Edmond Choon Keong Khoo
National University of Singapore, Singapore
In tropical countries with an abundance of sunlight, designers often engage in convenient solutions of extensive mechanical cooling methods, neglecting global warming issues and forgetting the possibilities of natural illumination. Other strategies are needed to remain sustainable and eco-friendly.

Transport costs in Singapore ever-increasing. To reduce costs and our carbon footprint, cycling lanes has been introduced in some areas. However, people have been slow in switching to cycling. I see a need for a bicycle centre to make cycling more convenient and to encourage cycling.

To create a statement, there is a need to elevate the status and associations with cycling. Currently, Waterloo District lacks a strong sense of identity beside the more dominant downtown districts nearby. Having a bicycle centre here becomes an identity creation at the urban scale, making Waterloo District unique.

I chose an area between the art institutions and business industry. At the intermediate scale, I fused two groups of cyclists. I thought of creating a façade of bicycles to showcase the cyclists’ individuality and spark off conversation.

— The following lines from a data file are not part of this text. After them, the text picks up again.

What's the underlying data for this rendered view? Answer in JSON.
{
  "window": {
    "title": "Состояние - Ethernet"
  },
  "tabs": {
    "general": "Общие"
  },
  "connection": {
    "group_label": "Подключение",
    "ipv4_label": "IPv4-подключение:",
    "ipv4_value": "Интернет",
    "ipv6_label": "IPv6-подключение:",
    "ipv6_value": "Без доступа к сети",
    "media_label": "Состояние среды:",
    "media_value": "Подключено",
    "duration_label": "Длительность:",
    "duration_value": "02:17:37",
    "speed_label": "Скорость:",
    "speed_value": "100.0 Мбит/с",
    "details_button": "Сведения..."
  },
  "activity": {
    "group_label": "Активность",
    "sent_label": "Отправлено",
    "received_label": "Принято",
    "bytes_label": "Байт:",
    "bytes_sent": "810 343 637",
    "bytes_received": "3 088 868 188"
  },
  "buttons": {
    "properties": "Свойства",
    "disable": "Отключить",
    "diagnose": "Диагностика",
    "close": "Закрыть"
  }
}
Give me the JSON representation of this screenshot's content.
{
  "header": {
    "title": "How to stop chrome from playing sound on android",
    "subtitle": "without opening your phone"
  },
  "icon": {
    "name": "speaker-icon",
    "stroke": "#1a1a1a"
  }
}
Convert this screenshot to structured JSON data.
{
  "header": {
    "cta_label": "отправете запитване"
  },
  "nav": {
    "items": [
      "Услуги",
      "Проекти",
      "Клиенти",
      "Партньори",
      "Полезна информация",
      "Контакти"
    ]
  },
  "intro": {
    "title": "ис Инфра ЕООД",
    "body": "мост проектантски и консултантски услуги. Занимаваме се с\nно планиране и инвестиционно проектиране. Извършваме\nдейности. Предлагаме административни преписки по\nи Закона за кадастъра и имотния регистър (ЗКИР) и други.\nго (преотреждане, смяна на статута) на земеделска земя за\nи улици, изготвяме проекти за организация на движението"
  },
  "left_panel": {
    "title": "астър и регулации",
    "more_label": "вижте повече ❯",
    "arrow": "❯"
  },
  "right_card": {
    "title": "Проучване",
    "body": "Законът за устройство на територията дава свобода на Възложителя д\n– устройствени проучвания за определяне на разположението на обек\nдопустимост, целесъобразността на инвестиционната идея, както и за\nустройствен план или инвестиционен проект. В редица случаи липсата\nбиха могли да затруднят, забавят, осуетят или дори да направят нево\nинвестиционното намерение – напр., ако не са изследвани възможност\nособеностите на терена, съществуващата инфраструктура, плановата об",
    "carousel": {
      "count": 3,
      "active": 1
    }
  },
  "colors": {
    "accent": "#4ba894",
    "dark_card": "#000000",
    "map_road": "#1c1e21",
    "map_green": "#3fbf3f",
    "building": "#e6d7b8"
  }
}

Parking bicycles to create the building façade emphasizes on the ephemeral: the bicycles with environmental factors such as sunlight. Different shadows will be cast to the ground level public spaces at different times, ranging from canopy-like to fully opaque, with these variations hoped to gradually create climate awareness. My structure allows for maximum sunlight penetration, ‘capturing’ the bicycle, emphasizing on porosity and play of light.

The supporting spaces behind the façade help cyclists decide their preferred parking location. My approach in creating niche areas for different user groups, enable passers-by to feel the district’s identity (comprising of the more dominant user groups ‘on-site’) when viewing the façade as an object.

A balance between aesthetics, natural lighting with shadow play, as well as functional aspects like rain protection, thermal comfort and maintenance is done through a thoughtful material selection and incorporating a trapezium truss for the roof over the event hall for ventilation.

By using the bicycle as a tool to promote sustainability, it gives rise to endless opportunities of exploring the use of sunlight, beyond illuminating interior spaces.

Edmond Choon Keong Khoo

Tutor Statement
The ‘niches’ attempts to respond to the idea of introducing bicycle culture to urban centre of Singapore.

The design approach focuses on the behavior of different types of cyclists: the sportives, the urbanites and the bike aficionados. The concept of niches is introduced to accommodate each particular group of users, with their interaction ensured at the ground floor public space and within an elevated bike-parking façade.

Located in heterogenous urban context of Singapore, surrounded by a mega shopping mall, high-rise HDB flats, office buildings and art and culture institutions, the three different niches are strategically placed in response to the local, immediate context.

As a response to the tropical climate, the student proposed natural ventilation of all major spaces, the rain-water harvesting pool and breathable façade, which also serves as bicycle parking. The façade has a triple affect; it acts as the sunshade, it facilitates contacts between users and it reflects the character of different types of cyclists.

The building has an appropriate civic presence, with a porous ground floor for gatherings and events, both for locals and cyclists.

The main merits of this scheme are in urban integration of complex uses, ease of movement and interesting internal spatial arrangements, all of which are achieved by simple structural systems.

Dr Davisi Boontharm
• Page Hits: 4575         • Entry Date: 11 August 2010         • Last Update: 12 September 2010